WHAT THIS TASK INVOLVES:
Down to the last line, repeat the data below exactly.

THE INPUT:
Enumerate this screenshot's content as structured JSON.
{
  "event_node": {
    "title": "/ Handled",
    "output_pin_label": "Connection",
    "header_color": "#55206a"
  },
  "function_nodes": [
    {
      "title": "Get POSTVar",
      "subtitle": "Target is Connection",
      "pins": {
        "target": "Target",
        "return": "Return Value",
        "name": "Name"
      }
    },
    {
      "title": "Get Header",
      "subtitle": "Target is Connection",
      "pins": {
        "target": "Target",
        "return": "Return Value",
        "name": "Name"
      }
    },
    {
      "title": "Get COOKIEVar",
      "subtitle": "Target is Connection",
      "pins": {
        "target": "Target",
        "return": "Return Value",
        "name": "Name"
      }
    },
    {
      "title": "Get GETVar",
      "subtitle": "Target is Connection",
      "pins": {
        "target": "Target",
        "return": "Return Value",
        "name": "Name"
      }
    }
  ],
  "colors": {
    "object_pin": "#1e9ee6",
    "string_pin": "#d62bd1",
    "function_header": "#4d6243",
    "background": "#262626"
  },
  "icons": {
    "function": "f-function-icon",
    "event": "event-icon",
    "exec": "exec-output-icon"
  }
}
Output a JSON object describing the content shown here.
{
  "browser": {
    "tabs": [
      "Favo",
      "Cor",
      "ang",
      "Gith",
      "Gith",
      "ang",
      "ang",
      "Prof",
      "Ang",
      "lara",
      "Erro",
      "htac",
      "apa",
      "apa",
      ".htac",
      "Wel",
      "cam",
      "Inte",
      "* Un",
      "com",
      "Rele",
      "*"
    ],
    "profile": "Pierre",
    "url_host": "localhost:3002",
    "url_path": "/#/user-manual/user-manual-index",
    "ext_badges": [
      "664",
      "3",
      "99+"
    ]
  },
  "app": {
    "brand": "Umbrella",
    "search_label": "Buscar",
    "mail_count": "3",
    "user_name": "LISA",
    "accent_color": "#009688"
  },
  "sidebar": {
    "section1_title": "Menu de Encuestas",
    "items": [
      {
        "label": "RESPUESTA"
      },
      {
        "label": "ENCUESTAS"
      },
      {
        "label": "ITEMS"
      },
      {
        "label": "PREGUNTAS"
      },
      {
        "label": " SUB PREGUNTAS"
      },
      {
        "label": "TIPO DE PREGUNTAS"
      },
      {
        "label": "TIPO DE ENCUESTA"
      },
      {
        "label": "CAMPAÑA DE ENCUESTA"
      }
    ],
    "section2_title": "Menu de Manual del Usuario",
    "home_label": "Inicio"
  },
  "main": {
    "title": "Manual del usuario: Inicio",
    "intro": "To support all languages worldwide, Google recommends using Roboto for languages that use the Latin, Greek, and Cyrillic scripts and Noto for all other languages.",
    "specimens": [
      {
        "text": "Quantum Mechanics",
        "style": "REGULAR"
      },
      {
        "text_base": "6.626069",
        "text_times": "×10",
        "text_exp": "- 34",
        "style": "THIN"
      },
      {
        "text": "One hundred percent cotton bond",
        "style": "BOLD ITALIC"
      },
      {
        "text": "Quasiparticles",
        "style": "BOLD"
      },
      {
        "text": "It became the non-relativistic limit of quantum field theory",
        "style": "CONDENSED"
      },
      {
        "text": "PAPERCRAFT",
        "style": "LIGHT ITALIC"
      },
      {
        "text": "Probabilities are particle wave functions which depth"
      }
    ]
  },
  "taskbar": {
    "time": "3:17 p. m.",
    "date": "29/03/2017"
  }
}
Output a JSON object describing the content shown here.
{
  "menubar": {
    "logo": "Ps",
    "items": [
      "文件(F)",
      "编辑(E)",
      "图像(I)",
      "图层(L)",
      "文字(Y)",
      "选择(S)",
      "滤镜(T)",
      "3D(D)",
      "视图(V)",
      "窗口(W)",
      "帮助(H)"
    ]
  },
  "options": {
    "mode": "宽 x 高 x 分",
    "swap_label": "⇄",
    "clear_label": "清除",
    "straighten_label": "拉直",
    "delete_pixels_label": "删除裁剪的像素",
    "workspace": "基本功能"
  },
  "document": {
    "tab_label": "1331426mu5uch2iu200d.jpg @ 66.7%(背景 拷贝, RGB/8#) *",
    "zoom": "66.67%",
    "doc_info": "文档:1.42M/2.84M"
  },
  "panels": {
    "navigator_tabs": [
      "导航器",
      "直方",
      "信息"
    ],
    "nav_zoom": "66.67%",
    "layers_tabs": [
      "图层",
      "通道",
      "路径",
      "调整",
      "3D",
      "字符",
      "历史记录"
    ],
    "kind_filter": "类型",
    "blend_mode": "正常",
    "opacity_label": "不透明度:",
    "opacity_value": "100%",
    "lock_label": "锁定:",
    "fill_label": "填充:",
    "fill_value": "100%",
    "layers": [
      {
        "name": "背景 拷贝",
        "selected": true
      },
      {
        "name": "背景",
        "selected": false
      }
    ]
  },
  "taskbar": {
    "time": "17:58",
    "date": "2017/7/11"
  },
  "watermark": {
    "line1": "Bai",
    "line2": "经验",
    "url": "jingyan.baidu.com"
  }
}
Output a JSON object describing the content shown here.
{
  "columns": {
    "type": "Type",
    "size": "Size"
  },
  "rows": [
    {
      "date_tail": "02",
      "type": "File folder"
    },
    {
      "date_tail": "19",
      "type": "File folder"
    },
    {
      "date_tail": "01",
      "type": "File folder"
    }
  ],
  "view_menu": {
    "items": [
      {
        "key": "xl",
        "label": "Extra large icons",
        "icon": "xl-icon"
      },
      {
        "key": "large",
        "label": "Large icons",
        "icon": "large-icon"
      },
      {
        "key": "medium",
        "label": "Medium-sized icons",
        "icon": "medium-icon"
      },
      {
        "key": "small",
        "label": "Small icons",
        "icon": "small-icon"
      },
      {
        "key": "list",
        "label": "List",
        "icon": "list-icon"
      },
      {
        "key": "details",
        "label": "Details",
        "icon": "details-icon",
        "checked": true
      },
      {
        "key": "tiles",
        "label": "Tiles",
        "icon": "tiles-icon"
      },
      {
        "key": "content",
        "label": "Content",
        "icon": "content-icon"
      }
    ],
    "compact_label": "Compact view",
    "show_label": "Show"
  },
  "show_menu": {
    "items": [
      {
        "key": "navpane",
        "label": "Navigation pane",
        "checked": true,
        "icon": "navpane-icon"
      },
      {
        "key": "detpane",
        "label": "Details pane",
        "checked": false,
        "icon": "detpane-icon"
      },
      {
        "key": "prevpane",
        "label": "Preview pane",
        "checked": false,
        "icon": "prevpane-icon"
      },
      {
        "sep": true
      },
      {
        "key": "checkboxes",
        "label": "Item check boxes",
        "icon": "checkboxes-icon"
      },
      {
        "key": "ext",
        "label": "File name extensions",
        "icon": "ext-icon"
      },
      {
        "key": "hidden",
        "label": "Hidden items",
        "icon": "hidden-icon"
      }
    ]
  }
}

OUTPUT BELOW:
Enumerate this screenshot's content as structured JSON.
{
  "event_node": {
    "title": "/ Handled",
    "output_pin_label": "Connection",
    "header_color": "#55206a"
  },
  "function_nodes": [
    {
      "title": "Get POSTVar",
      "subtitle": "Target is Connection",
      "pins": {
        "target": "Target",
        "return": "Return Value",
        "name": "Name"
      }
    },
    {
      "title": "Get Header",
      "subtitle": "Target is Connection",
      "pins": {
        "target": "Target",
        "return": "Return Value",
        "name": "Name"
      }
    },
    {
      "title": "Get COOKIEVar",
      "subtitle": "Target is Connection",
      "pins": {
        "target": "Target",
        "return": "Return Value",
        "name": "Name"
      }
    },
    {
      "title": "Get GETVar",
      "subtitle": "Target is Connection",
      "pins": {
        "target": "Target",
        "return": "Return Value",
        "name": "Name"
      }
    }
  ],
  "colors": {
    "object_pin": "#1e9ee6",
    "string_pin": "#d62bd1",
    "function_header": "#4d6243",
    "background": "#262626"
  },
  "icons": {
    "function": "f-function-icon",
    "event": "event-icon",
    "exec": "exec-output-icon"
  }
}
Output a JSON object describing the content shown here.
{
  "browser": {
    "tabs": [
      "Favo",
      "Cor",
      "ang",
      "Gith",
      "Gith",
      "ang",
      "ang",
      "Prof",
      "Ang",
      "lara",
      "Erro",
      "htac",
      "apa",
      "apa",
      ".htac",
      "Wel",
      "cam",
      "Inte",
      "* Un",
      "com",
      "Rele",
      "*"
    ],
    "profile": "Pierre",
    "url_host": "localhost:3002",
    "url_path": "/#/user-manual/user-manual-index",
    "ext_badges": [
      "664",
      "3",
      "99+"
    ]
  },
  "app": {
    "brand": "Umbrella",
    "search_label": "Buscar",
    "mail_count": "3",
    "user_name": "LISA",
    "accent_color": "#009688"
  },
  "sidebar": {
    "section1_title": "Menu de Encuestas",
    "items": [
      {
        "label": "RESPUESTA"
      },
      {
        "label": "ENCUESTAS"
      },
      {
        "label": "ITEMS"
      },
      {
        "label": "PREGUNTAS"
      },
      {
        "label": " SUB PREGUNTAS"
      },
      {
        "label": "TIPO DE PREGUNTAS"
      },
      {
        "label": "TIPO DE ENCUESTA"
      },
      {
        "label": "CAMPAÑA DE ENCUESTA"
      }
    ],
    "section2_title": "Menu de Manual del Usuario",
    "home_label": "Inicio"
  },
  "main": {
    "title": "Manual del usuario: Inicio",
    "intro": "To support all languages worldwide, Google recommends using Roboto for languages that use the Latin, Greek, and Cyrillic scripts and Noto for all other languages.",
    "specimens": [
      {
        "text": "Quantum Mechanics",
        "style": "REGULAR"
      },
      {
        "text_base": "6.626069",
        "text_times": "×10",
        "text_exp": "- 34",
        "style": "THIN"
      },
      {
        "text": "One hundred percent cotton bond",
        "style": "BOLD ITALIC"
      },
      {
        "text": "Quasiparticles",
        "style": "BOLD"
      },
      {
        "text": "It became the non-relativistic limit of quantum field theory",
        "style": "CONDENSED"
      },
      {
        "text": "PAPERCRAFT",
        "style": "LIGHT ITALIC"
      },
      {
        "text": "Probabilities are particle wave functions which depth"
      }
    ]
  },
  "taskbar": {
    "time": "3:17 p. m.",
    "date": "29/03/2017"
  }
}
Output a JSON object describing the content shown here.
{
  "menubar": {
    "logo": "Ps",
    "items": [
      "文件(F)",
      "编辑(E)",
      "图像(I)",
      "图层(L)",
      "文字(Y)",
      "选择(S)",
      "滤镜(T)",
      "3D(D)",
      "视图(V)",
      "窗口(W)",
      "帮助(H)"
    ]
  },
  "options": {
    "mode": "宽 x 高 x 分",
    "swap_label": "⇄",
    "clear_label": "清除",
    "straighten_label": "拉直",
    "delete_pixels_label": "删除裁剪的像素",
    "workspace": "基本功能"
  },
  "document": {
    "tab_label": "1331426mu5uch2iu200d.jpg @ 66.7%(背景 拷贝, RGB/8#) *",
    "zoom": "66.67%",
    "doc_info": "文档:1.42M/2.84M"
  },
  "panels": {
    "navigator_tabs": [
      "导航器",
      "直方",
      "信息"
    ],
    "nav_zoom": "66.67%",
    "layers_tabs": [
      "图层",
      "通道",
      "路径",
      "调整",
      "3D",
      "字符",
      "历史记录"
    ],
    "kind_filter": "类型",
    "blend_mode": "正常",
    "opacity_label": "不透明度:",
    "opacity_value": "100%",
    "lock_label": "锁定:",
    "fill_label": "填充:",
    "fill_value": "100%",
    "layers": [
      {
        "name": "背景 拷贝",
        "selected": true
      },
      {
        "name": "背景",
        "selected": false
      }
    ]
  },
  "taskbar": {
    "time": "17:58",
    "date": "2017/7/11"
  },
  "watermark": {
    "line1": "Bai",
    "line2": "经验",
    "url": "jingyan.baidu.com"
  }
}
Output a JSON object describing the content shown here.
{
  "columns": {
    "type": "Type",
    "size": "Size"
  },
  "rows": [
    {
      "date_tail": "02",
      "type": "File folder"
    },
    {
      "date_tail": "19",
      "type": "File folder"
    },
    {
      "date_tail": "01",
      "type": "File folder"
    }
  ],
  "view_menu": {
    "items": [
      {
        "key": "xl",
        "label": "Extra large icons",
        "icon": "xl-icon"
      },
      {
        "key": "large",
        "label": "Large icons",
        "icon": "large-icon"
      },
      {
        "key": "medium",
        "label": "Medium-sized icons",
        "icon": "medium-icon"
      },
      {
        "key": "small",
        "label": "Small icons",
        "icon": "small-icon"
      },
      {
        "key": "list",
        "label": "List",
        "icon": "list-icon"
      },
      {
        "key": "details",
        "label": "Details",
        "icon": "details-icon",
        "checked": true
      },
      {
        "key": "tiles",
        "label": "Tiles",
        "icon": "tiles-icon"
      },
      {
        "key": "content",
        "label": "Content",
        "icon": "content-icon"
      }
    ],
    "compact_label": "Compact view",
    "show_label": "Show"
  },
  "show_menu": {
    "items": [
      {
        "key": "navpane",
        "label": "Navigation pane",
        "checked": true,
        "icon": "navpane-icon"
      },
      {
        "key": "detpane",
        "label": "Details pane",
        "checked": false,
        "icon": "detpane-icon"
      },
      {
        "key": "prevpane",
        "label": "Preview pane",
        "checked": false,
        "icon": "prevpane-icon"
      },
      {
        "sep": true
      },
      {
        "key": "checkboxes",
        "label": "Item check boxes",
        "icon": "checkboxes-icon"
      },
      {
        "key": "ext",
        "label": "File name extensions",
        "icon": "ext-icon"
      },
      {
        "key": "hidden",
        "label": "Hidden items",
        "icon": "hidden-icon"
      }
    ]
  }
}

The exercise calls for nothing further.